◆ WHAT YOU NEED TO DO:
Every record must be written out once more, with nothing added or omitted.

Excerpts from an interface dataset
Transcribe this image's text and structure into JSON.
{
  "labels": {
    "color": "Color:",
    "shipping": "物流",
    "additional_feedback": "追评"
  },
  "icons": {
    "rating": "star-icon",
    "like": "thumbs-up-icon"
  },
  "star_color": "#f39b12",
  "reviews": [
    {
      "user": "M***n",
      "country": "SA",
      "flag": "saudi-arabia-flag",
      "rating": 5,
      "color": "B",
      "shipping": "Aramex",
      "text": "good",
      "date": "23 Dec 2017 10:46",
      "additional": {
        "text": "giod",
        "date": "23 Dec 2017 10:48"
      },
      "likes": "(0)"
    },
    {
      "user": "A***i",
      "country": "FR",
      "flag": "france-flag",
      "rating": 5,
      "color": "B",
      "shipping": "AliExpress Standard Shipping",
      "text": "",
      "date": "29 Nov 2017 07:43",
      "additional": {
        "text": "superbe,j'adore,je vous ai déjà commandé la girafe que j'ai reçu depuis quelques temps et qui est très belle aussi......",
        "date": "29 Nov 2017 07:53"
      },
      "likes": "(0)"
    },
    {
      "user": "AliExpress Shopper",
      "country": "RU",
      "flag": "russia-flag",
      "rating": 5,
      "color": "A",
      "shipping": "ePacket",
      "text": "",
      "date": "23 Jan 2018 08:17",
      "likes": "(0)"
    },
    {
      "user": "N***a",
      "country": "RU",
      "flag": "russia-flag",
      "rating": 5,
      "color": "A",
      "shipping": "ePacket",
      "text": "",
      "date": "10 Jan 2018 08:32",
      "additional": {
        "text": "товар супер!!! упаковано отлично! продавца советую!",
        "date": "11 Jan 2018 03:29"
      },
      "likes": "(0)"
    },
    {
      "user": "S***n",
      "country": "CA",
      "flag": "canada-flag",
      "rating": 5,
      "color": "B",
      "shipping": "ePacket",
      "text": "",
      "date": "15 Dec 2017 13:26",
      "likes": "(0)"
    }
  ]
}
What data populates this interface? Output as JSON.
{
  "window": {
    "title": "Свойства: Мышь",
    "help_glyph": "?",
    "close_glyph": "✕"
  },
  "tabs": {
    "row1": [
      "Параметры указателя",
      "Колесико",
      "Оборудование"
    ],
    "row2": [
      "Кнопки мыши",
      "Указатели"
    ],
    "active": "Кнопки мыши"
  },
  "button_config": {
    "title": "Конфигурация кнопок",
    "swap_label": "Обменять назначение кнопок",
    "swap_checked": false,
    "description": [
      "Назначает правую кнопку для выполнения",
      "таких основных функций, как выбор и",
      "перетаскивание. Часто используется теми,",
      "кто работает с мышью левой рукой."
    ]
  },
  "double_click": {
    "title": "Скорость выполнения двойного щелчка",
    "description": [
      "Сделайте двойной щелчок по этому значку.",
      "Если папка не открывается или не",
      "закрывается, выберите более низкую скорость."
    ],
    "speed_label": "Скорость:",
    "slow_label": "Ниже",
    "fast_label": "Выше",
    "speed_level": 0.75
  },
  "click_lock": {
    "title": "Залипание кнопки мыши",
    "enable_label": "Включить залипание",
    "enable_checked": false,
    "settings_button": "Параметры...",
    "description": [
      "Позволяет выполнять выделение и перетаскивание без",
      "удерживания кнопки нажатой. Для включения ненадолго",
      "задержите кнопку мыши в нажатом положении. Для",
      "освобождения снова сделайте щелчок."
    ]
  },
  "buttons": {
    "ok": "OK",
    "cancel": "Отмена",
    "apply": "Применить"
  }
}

◆ SOLUTION FOR THIS PROBLEM:
Transcribe this image's text and structure into JSON.
{
  "labels": {
    "color": "Color:",
    "shipping": "物流",
    "additional_feedback": "追评"
  },
  "icons": {
    "rating": "star-icon",
    "like": "thumbs-up-icon"
  },
  "star_color": "#f39b12",
  "reviews": [
    {
      "user": "M***n",
      "country": "SA",
      "flag": "saudi-arabia-flag",
      "rating": 5,
      "color": "B",
      "shipping": "Aramex",
      "text": "good",
      "date": "23 Dec 2017 10:46",
      "additional": {
        "text": "giod",
        "date": "23 Dec 2017 10:48"
      },
      "likes": "(0)"
    },
    {
      "user": "A***i",
      "country": "FR",
      "flag": "france-flag",
      "rating": 5,
      "color": "B",
      "shipping": "AliExpress Standard Shipping",
      "text": "",
      "date": "29 Nov 2017 07:43",
      "additional": {
        "text": "superbe,j'adore,je vous ai déjà commandé la girafe que j'ai reçu depuis quelques temps et qui est très belle aussi......",
        "date": "29 Nov 2017 07:53"
      },
      "likes": "(0)"
    },
    {
      "user": "AliExpress Shopper",
      "country": "RU",
      "flag": "russia-flag",
      "rating": 5,
      "color": "A",
      "shipping": "ePacket",
      "text": "",
      "date": "23 Jan 2018 08:17",
      "likes": "(0)"
    },
    {
      "user": "N***a",
      "country": "RU",
      "flag": "russia-flag",
      "rating": 5,
      "color": "A",
      "shipping": "ePacket",
      "text": "",
      "date": "10 Jan 2018 08:32",
      "additional": {
        "text": "товар супер!!! упаковано отлично! продавца советую!",
        "date": "11 Jan 2018 03:29"
      },
      "likes": "(0)"
    },
    {
      "user": "S***n",
      "country": "CA",
      "flag": "canada-flag",
      "rating": 5,
      "color": "B",
      "shipping": "ePacket",
      "text": "",
      "date": "15 Dec 2017 13:26",
      "likes": "(0)"
    }
  ]
}
What data populates this interface? Output as JSON.
{
  "window": {
    "title": "Свойства: Мышь",
    "help_glyph": "?",
    "close_glyph": "✕"
  },
  "tabs": {
    "row1": [
      "Параметры указателя",
      "Колесико",
      "Оборудование"
    ],
    "row2": [
      "Кнопки мыши",
      "Указатели"
    ],
    "active": "Кнопки мыши"
  },
  "button_config": {
    "title": "Конфигурация кнопок",
    "swap_label": "Обменять назначение кнопок",
    "swap_checked": false,
    "description": [
      "Назначает правую кнопку для выполнения",
      "таких основных функций, как выбор и",
      "перетаскивание. Часто используется теми,",
      "кто работает с мышью левой рукой."
    ]
  },
  "double_click": {
    "title": "Скорость выполнения двойного щелчка",
    "description": [
      "Сделайте двойной щелчок по этому значку.",
      "Если папка не открывается или не",
      "закрывается, выберите более низкую скорость."
    ],
    "speed_label": "Скорость:",
    "slow_label": "Ниже",
    "fast_label": "Выше",
    "speed_level": 0.75
  },
  "click_lock": {
    "title": "Залипание кнопки мыши",
    "enable_label": "Включить залипание",
    "enable_checked": false,
    "settings_button": "Параметры...",
    "description": [
      "Позволяет выполнять выделение и перетаскивание без",
      "удерживания кнопки нажатой. Для включения ненадолго",
      "задержите кнопку мыши в нажатом положении. Для",
      "освобождения снова сделайте щелчок."
    ]
  },
  "buttons": {
    "ok": "OK",
    "cancel": "Отмена",
    "apply": "Применить"
  }
}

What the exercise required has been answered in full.